(Data entries)
┄┄┄┄┄┄┄┄┄┄┄┄┄┄┄┄┄┄┄┄
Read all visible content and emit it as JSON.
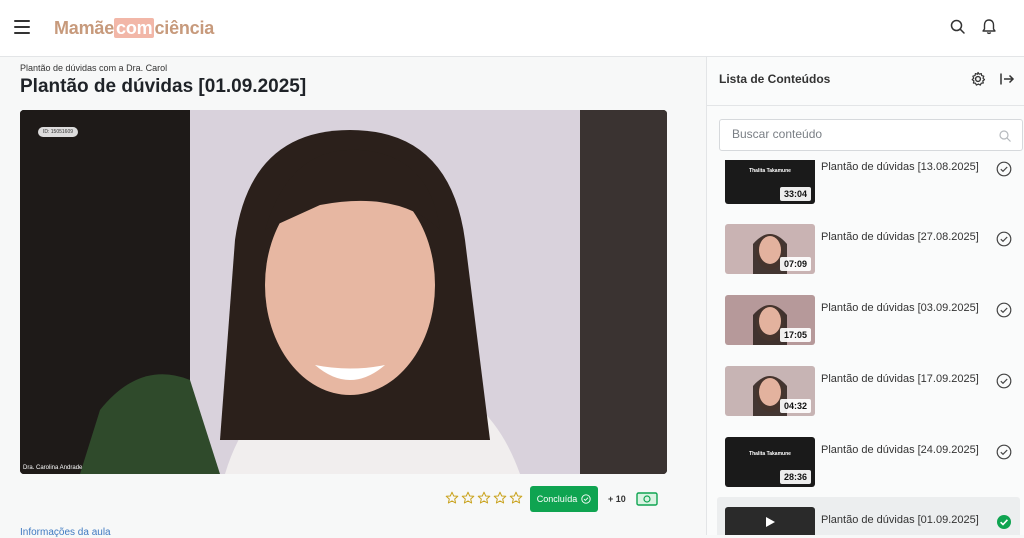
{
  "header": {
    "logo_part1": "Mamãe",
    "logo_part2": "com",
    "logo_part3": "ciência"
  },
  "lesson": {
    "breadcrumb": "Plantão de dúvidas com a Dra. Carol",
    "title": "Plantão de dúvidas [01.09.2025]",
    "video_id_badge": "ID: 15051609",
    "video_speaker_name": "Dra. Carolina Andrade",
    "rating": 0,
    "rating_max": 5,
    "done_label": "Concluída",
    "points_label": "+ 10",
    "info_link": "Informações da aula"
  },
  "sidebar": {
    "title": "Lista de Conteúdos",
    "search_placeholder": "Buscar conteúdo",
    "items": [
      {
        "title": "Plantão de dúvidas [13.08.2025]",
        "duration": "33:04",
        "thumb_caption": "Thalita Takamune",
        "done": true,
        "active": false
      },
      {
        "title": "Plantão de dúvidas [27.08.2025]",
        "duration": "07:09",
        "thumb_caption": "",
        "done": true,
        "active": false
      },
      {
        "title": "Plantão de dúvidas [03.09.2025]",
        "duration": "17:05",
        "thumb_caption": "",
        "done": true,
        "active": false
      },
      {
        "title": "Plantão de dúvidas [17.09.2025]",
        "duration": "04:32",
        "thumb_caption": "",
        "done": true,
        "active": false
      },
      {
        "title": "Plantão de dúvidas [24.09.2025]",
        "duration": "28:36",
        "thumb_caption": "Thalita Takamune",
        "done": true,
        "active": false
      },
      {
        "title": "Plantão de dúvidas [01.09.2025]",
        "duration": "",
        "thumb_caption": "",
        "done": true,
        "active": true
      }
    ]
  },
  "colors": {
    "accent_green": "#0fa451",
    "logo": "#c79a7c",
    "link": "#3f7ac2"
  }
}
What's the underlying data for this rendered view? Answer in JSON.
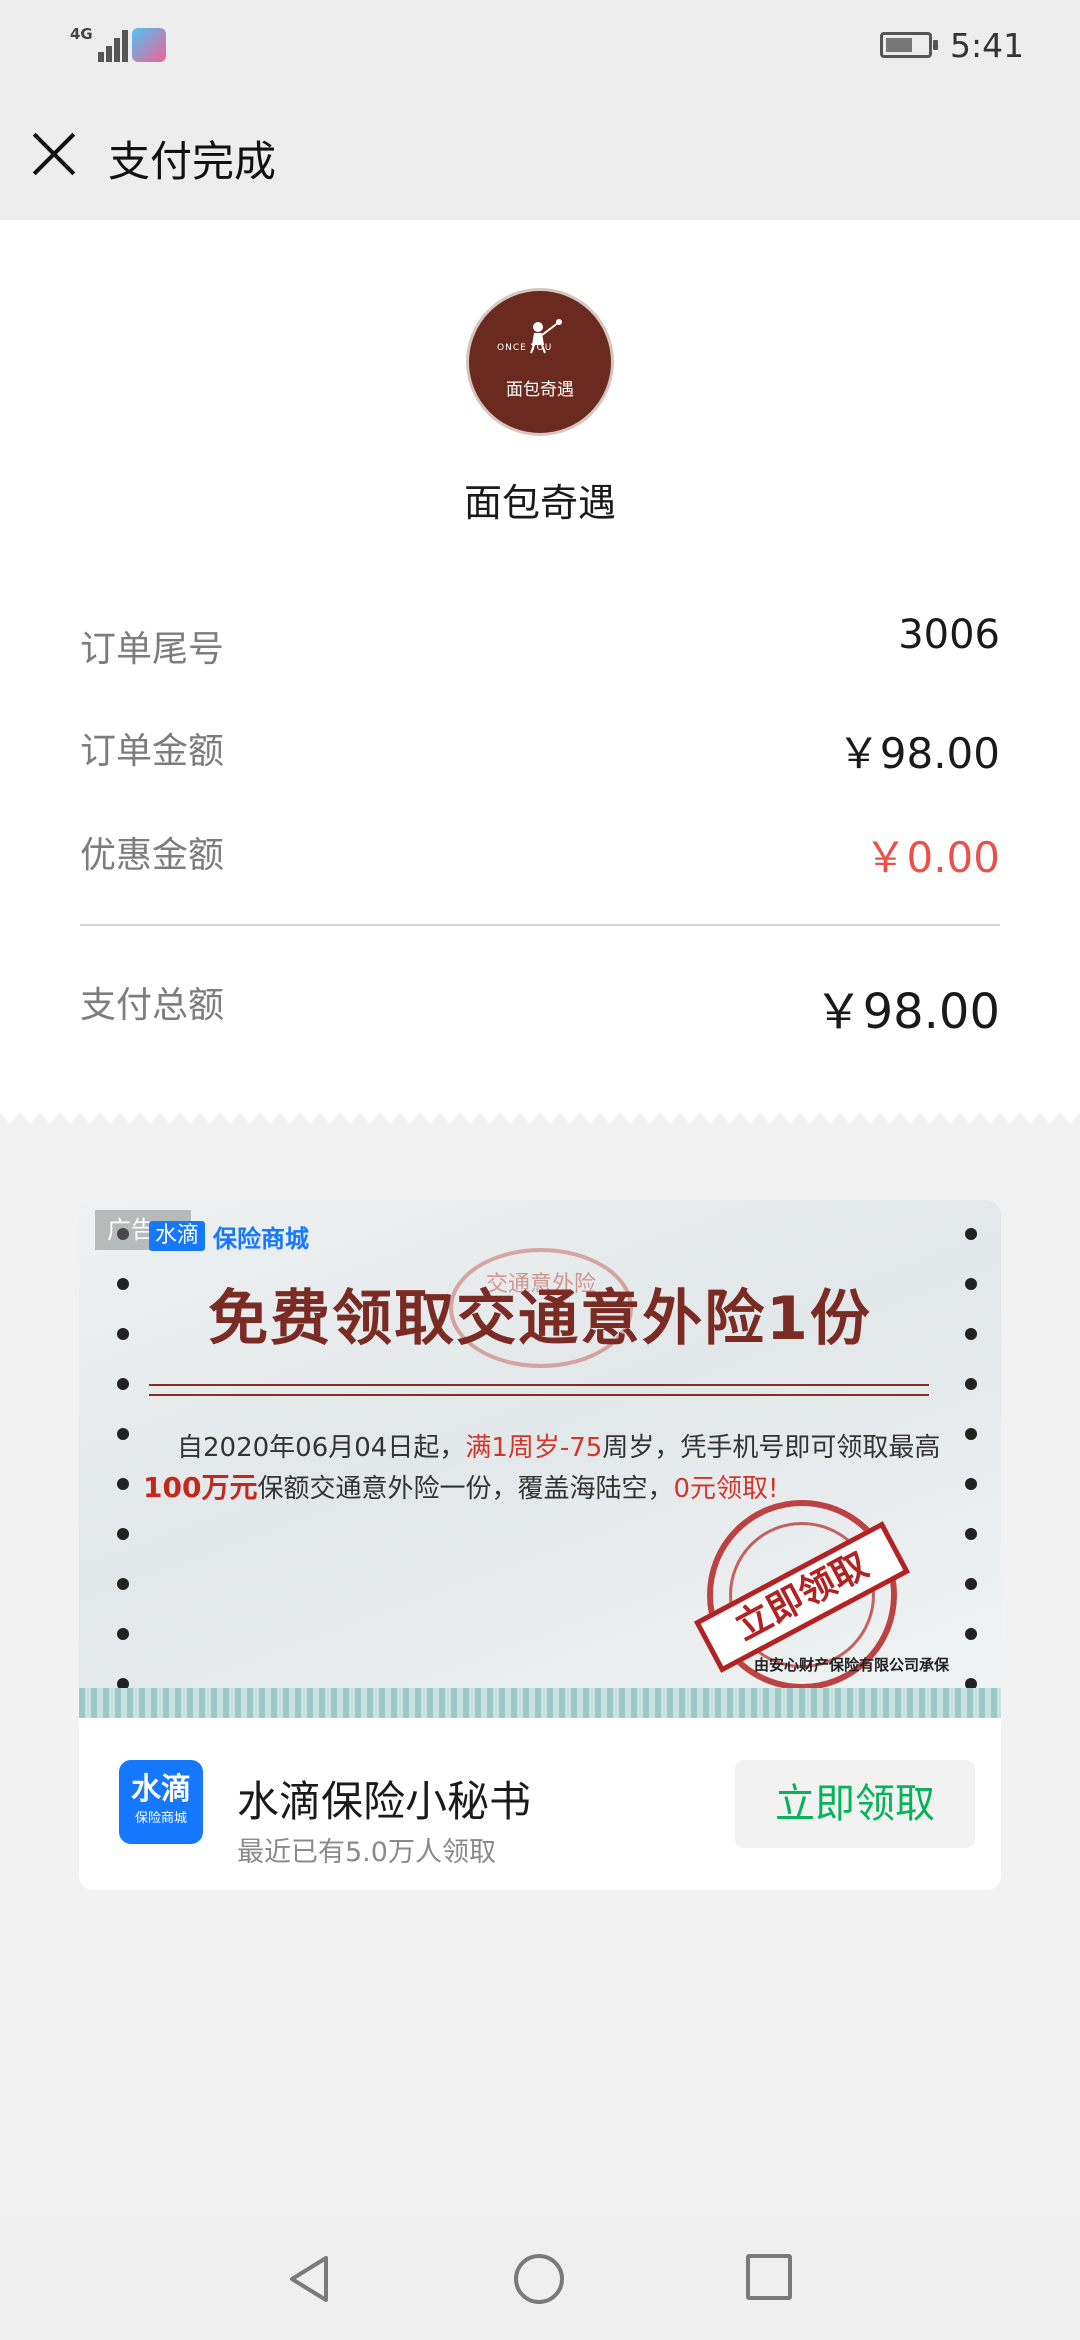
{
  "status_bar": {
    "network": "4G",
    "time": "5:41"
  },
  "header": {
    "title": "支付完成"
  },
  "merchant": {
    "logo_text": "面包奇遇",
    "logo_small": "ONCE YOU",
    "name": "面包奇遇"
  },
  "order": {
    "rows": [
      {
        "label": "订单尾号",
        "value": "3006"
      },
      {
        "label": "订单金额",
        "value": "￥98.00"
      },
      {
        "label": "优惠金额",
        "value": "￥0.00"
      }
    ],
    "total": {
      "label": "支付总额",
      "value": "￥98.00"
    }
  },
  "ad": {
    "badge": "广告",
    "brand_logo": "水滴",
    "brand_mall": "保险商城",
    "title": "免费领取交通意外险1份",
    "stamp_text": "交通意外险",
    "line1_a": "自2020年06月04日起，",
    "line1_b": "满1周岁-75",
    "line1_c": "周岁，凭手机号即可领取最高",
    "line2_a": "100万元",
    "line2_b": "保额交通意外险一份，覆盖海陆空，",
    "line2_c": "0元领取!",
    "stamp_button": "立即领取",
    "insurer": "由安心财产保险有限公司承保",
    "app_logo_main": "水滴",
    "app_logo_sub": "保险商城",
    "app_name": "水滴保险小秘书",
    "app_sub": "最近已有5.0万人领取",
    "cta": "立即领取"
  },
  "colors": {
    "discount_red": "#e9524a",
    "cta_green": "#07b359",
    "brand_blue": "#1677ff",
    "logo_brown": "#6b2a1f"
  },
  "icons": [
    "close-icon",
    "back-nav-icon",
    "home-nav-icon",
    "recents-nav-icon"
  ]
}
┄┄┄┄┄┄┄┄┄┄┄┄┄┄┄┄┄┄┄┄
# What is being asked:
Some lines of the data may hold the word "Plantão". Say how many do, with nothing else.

# Exercise output:
8